# Your goal
Your answer must be the data repeated exactly, with no pictures in it.

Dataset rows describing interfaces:

☆ ☆ ☆

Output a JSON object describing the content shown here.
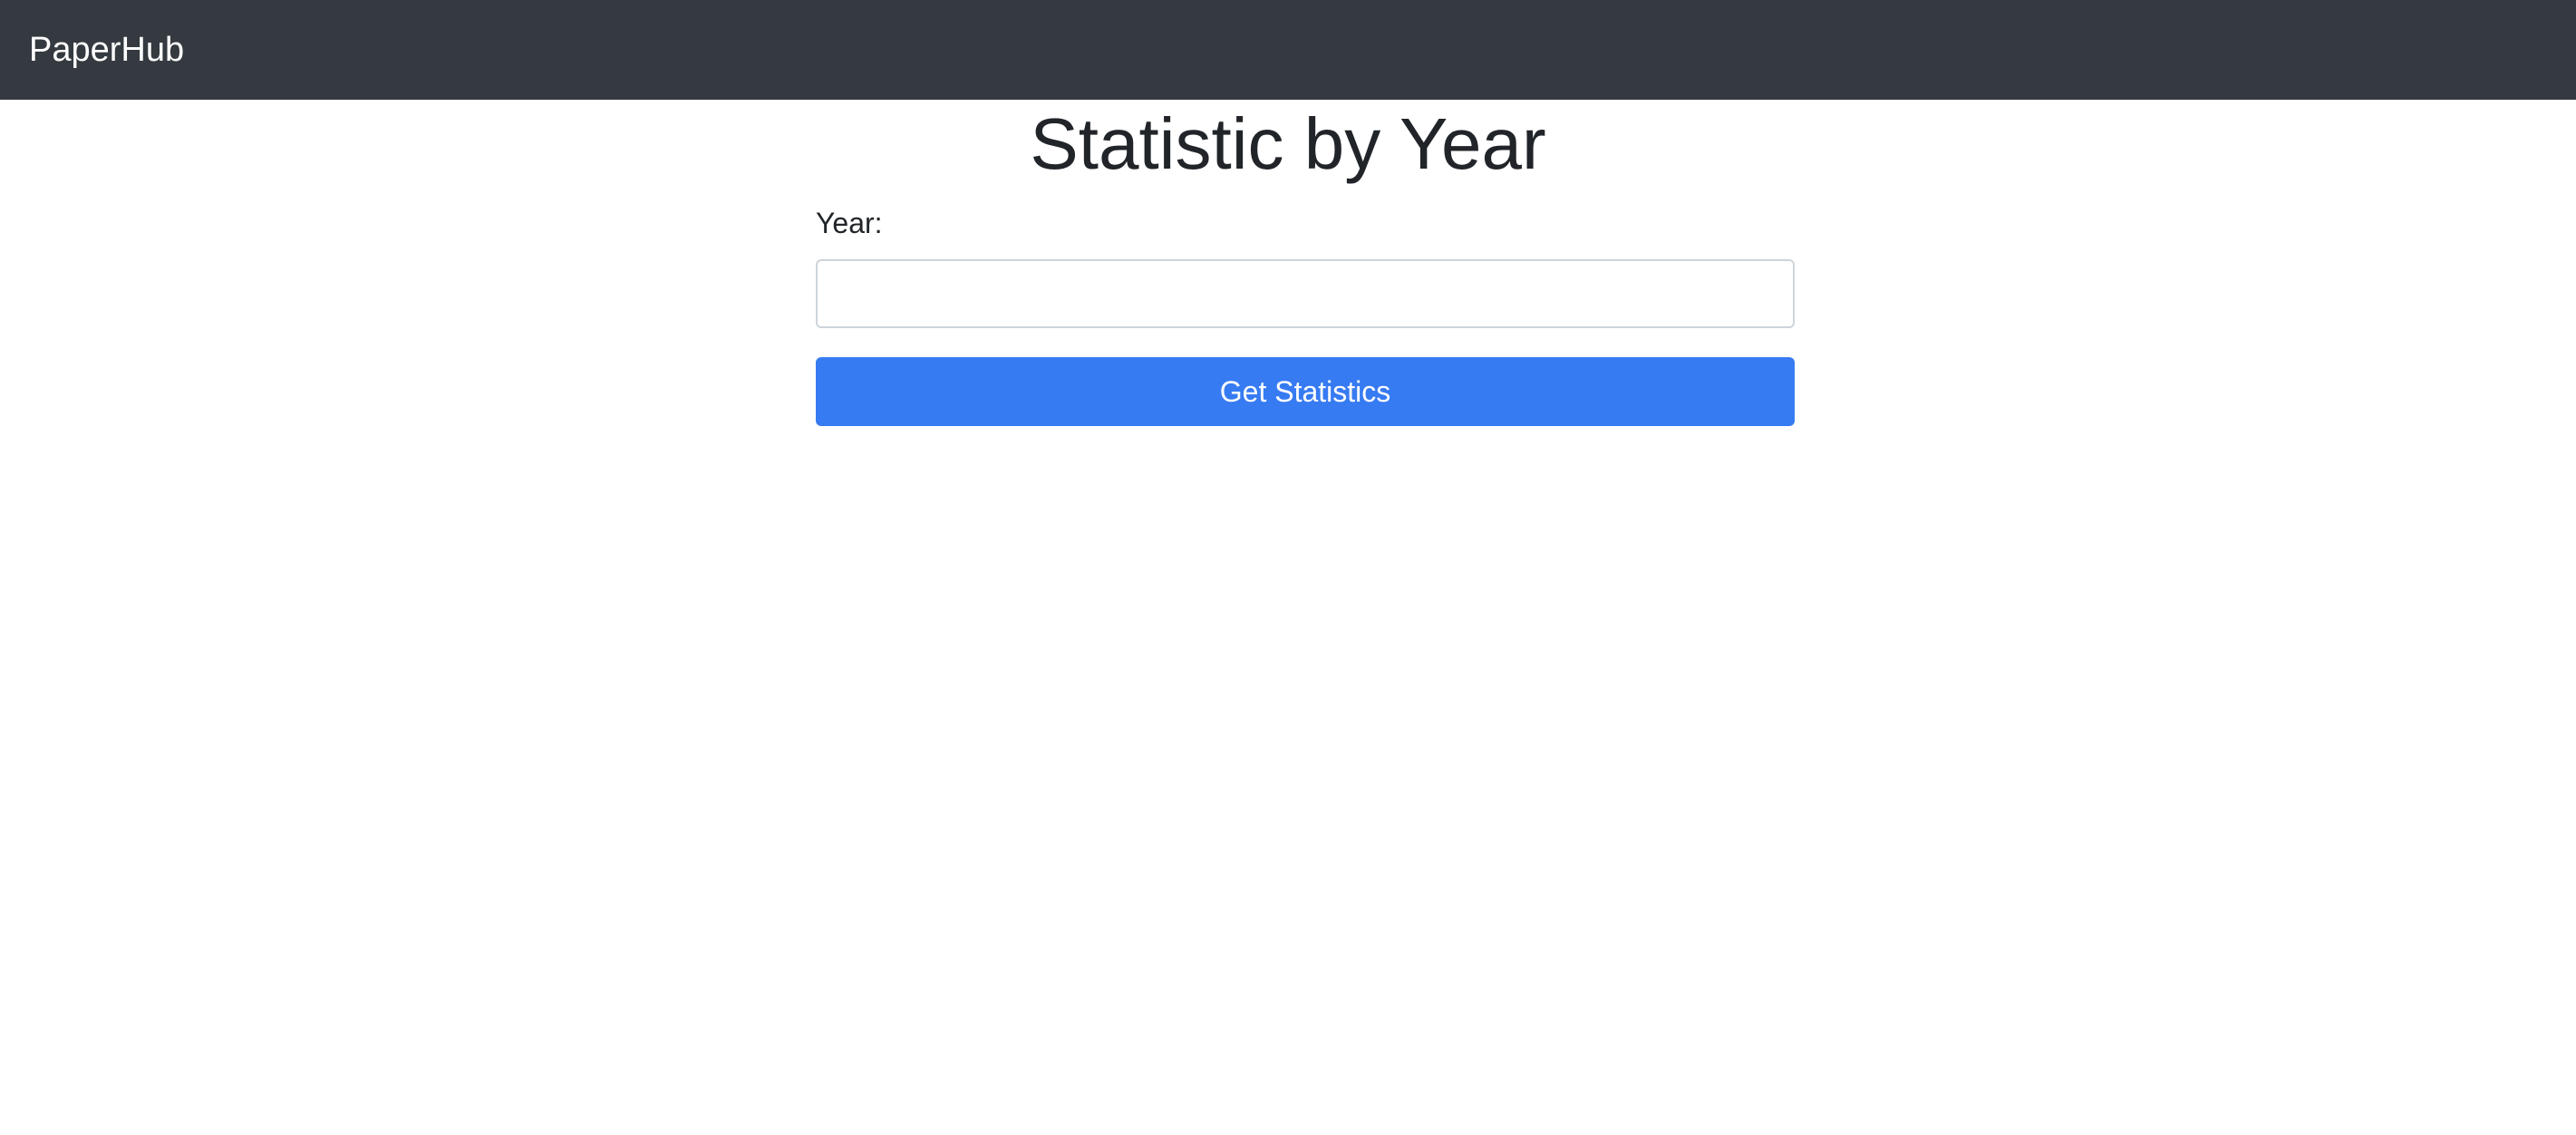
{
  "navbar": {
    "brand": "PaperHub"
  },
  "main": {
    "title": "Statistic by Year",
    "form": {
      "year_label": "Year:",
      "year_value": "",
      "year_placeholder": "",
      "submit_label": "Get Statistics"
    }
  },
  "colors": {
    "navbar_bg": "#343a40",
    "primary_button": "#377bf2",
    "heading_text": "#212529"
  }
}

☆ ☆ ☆

# Task output
Output a JSON object describing the content shown here.
{
  "navbar": {
    "brand": "PaperHub"
  },
  "main": {
    "title": "Statistic by Year",
    "form": {
      "year_label": "Year:",
      "year_value": "",
      "year_placeholder": "",
      "submit_label": "Get Statistics"
    }
  },
  "colors": {
    "navbar_bg": "#343a40",
    "primary_button": "#377bf2",
    "heading_text": "#212529"
  }
}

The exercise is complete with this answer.